- Gather your crew. Round up your favorite people and plan for some serious fun on the lanes.
- Choose a duckpin bowling alley. This step can be difficult, as duckpin bowling availability may be scarce, especially for larger groups, like birthday parties. But if you call around your local bowling alleys and ask them upfront whether duckpin bowling is available and about their lane availability, things can be a little easier and less frustrating. Some bowling alleys have a few duckpin bowling lanes available for those who want to play this bowling variation.
- Rent bowling shoes and a lane, and select a couple of duckpin balls. Don’t be alarmed when you go to the alley and see that the duckpin bowling balls are smaller than you’re used to. That’s normal. They’re also lighter and won’t have any finger holes.
- Get set up with the scoring system. Set up your scoring system by inputting your names.
- Get a general understanding of the game structure. Duckpin bowling consists of 10 frames; you get three chances per frame to knock down all the pins.
- Take your position. When it’s your turn, take your position at the start of one of the duckpin lanes. If you’ve bowled before, take a stance that feels comfortable to you. You may want to switch that up a bit depending on the results you get.
- Roll the ball. Roll the ball down the lane with the aim of knocking down as many pins as possible. At the end of the frame, the scoring system will tally your points.
- Take turns. Each player will take turns rolling their balls down the lane and knocking down pins until all the frames are bowled and scored.
So, there you have everything you need to know about duckpin bowling. We hope you found all the information you were looking for, and we wish you the best as you delve into this amazing bowling game. To learn more about bowling in general, check out this article.
Kira Byrd, a Certified Fraud Examiner, holds a B.S. in Accounting from the University of Alabama at Birmingham. With a passion for bowling from her childhood, Kira has poured her expertise and personal experiences into creating and nurturing Bowling For Beginners. Kira’s mission is to meet new bowlers where they are and guide them toward consistently achieving higher scores. With a focus on skill development and strategic techniques, she empowers readers to take control of their game and unlock their true potential.
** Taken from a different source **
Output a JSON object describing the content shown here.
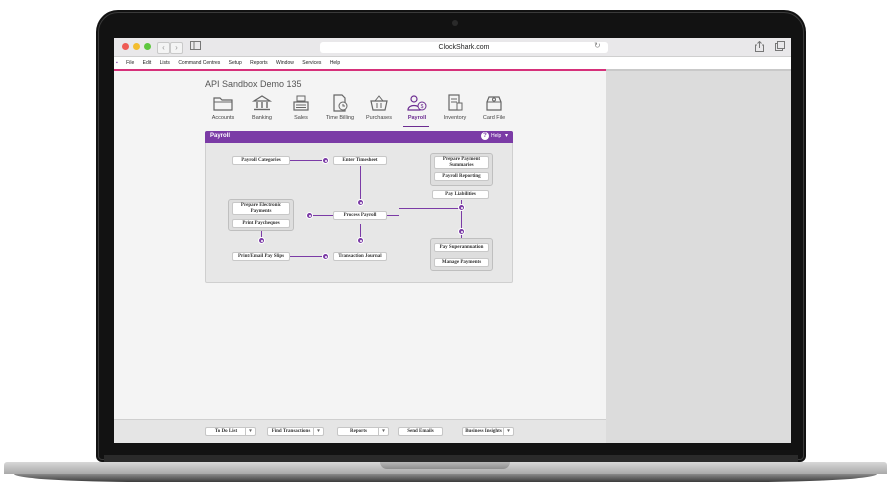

Bowling For Beginners embodies strict editorial integrity, ensuring reliable and unbiased information. Kira’s commitment to delivering valuable insights and practical strategies is reflected in every article. Here’s an explanation of our editorial policy and how we get money.